Page and application data records
= = = = = = =

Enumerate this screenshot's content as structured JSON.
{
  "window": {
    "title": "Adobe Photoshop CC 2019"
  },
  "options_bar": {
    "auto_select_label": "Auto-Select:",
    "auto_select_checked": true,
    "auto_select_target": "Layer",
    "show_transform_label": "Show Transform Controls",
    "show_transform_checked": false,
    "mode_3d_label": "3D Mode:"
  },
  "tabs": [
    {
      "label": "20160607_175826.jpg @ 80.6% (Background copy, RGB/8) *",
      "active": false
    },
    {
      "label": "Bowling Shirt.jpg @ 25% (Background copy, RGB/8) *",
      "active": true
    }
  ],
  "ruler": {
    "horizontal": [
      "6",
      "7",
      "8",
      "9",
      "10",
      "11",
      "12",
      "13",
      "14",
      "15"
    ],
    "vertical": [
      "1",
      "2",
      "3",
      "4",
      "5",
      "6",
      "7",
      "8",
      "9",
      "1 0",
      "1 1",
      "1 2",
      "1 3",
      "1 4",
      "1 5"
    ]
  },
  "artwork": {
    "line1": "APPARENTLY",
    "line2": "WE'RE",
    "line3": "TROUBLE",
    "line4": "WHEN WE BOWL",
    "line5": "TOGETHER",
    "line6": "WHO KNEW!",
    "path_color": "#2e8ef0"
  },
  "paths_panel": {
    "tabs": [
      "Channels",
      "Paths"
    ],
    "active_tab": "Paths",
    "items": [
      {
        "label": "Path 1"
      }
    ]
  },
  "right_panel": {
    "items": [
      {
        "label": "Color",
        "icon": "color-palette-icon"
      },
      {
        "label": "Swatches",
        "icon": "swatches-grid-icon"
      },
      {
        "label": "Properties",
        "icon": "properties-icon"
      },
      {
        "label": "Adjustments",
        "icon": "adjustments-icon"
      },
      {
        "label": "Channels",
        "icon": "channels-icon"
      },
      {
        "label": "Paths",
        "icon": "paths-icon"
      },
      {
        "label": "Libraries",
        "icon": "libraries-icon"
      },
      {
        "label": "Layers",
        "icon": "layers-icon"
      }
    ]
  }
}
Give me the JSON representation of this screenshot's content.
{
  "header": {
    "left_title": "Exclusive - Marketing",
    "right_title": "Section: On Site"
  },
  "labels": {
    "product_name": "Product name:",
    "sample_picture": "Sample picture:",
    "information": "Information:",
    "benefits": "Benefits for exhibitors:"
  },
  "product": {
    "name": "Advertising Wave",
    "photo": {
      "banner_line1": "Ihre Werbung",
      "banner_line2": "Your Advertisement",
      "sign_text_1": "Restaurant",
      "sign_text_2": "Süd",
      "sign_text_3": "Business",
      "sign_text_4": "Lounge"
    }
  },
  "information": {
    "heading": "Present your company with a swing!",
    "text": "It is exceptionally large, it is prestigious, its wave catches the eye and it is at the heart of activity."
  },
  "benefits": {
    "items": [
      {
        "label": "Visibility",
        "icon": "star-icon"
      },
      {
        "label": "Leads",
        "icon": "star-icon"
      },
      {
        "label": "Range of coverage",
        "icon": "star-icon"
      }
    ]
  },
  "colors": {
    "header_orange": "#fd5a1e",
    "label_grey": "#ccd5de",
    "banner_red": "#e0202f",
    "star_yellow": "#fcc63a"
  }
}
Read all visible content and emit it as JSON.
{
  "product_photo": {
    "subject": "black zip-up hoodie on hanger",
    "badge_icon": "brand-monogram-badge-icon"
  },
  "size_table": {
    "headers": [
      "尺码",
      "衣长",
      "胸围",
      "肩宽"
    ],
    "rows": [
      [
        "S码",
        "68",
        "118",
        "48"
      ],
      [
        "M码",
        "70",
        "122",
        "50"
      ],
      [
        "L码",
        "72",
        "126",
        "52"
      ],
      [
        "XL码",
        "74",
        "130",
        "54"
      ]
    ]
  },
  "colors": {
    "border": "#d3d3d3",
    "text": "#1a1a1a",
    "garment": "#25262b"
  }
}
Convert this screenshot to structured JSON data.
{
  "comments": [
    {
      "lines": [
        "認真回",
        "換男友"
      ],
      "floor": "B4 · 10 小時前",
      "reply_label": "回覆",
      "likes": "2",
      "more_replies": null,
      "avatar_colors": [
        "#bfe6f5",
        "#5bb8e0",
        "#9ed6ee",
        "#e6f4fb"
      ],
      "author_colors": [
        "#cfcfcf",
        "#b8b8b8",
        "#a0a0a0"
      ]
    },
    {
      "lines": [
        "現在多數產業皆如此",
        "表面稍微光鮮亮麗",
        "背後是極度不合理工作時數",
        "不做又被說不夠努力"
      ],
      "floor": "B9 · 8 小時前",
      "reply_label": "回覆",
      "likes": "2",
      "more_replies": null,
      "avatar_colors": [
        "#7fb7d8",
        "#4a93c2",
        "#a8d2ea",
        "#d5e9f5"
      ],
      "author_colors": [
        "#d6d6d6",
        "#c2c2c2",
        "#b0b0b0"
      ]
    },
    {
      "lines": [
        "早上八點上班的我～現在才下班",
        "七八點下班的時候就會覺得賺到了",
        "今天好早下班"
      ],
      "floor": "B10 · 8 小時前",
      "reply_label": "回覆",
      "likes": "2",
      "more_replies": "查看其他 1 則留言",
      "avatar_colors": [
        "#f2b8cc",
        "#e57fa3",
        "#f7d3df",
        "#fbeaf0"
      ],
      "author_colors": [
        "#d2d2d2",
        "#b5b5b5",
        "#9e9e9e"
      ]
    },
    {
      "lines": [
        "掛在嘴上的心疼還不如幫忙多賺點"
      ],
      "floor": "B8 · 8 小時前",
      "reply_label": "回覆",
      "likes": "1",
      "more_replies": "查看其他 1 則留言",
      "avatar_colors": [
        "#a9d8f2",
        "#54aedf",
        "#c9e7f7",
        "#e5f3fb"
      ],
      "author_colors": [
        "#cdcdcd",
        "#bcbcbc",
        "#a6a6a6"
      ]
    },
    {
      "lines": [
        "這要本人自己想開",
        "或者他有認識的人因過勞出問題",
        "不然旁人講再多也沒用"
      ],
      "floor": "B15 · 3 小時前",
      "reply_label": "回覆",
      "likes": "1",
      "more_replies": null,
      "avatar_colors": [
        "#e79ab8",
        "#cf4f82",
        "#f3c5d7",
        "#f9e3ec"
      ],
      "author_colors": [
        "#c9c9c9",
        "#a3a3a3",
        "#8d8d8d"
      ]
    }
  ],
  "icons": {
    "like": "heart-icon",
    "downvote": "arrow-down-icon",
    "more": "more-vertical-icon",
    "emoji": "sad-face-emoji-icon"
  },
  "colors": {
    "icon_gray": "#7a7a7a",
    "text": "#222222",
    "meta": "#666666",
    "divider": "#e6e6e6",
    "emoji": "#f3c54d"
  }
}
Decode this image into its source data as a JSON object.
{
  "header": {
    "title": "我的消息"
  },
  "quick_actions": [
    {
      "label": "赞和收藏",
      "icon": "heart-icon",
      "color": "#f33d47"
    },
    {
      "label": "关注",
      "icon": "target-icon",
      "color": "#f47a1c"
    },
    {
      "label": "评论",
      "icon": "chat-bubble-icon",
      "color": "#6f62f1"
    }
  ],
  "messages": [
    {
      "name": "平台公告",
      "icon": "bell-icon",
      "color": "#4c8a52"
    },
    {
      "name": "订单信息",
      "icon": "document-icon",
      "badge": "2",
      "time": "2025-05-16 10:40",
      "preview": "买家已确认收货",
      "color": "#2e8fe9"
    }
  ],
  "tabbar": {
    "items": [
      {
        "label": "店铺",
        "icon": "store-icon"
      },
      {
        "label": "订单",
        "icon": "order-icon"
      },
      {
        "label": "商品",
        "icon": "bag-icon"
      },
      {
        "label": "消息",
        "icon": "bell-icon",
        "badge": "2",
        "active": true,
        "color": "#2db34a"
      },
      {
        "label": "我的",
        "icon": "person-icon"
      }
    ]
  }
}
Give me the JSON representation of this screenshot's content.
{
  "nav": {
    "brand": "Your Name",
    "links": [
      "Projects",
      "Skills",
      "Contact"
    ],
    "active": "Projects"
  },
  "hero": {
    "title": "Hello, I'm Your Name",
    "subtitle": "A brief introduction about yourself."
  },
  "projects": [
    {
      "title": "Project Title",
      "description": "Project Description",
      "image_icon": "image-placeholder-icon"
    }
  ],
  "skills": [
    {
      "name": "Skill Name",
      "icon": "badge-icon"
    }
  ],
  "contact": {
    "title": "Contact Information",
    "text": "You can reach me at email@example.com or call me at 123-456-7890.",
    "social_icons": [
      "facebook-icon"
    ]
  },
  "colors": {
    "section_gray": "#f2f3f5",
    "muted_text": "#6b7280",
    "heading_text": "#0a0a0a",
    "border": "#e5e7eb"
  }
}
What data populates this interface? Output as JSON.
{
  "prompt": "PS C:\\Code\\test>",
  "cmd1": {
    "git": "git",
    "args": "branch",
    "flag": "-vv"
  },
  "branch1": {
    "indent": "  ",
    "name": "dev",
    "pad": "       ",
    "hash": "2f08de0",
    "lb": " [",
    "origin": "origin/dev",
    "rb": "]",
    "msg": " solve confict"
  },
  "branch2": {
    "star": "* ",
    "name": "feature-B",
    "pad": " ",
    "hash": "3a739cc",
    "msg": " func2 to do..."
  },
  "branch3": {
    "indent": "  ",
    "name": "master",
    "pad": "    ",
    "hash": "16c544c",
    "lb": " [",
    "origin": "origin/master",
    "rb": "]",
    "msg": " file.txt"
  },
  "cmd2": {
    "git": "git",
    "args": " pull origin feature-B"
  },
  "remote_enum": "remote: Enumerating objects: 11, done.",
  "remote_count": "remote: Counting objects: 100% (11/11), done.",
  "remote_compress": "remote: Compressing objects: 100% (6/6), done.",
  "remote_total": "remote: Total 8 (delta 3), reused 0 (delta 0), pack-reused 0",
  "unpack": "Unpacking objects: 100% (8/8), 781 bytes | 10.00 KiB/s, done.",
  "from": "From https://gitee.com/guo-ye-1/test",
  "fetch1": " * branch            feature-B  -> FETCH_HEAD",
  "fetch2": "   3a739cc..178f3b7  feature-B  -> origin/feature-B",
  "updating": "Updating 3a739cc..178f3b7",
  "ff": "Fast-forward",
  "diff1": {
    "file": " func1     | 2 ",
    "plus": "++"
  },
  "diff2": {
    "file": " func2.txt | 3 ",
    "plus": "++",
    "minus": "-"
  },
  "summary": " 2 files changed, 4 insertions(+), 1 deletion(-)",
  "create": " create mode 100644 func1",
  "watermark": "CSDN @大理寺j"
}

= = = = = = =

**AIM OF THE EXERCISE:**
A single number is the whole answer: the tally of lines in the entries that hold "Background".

**RESPONSE BELOW:**
2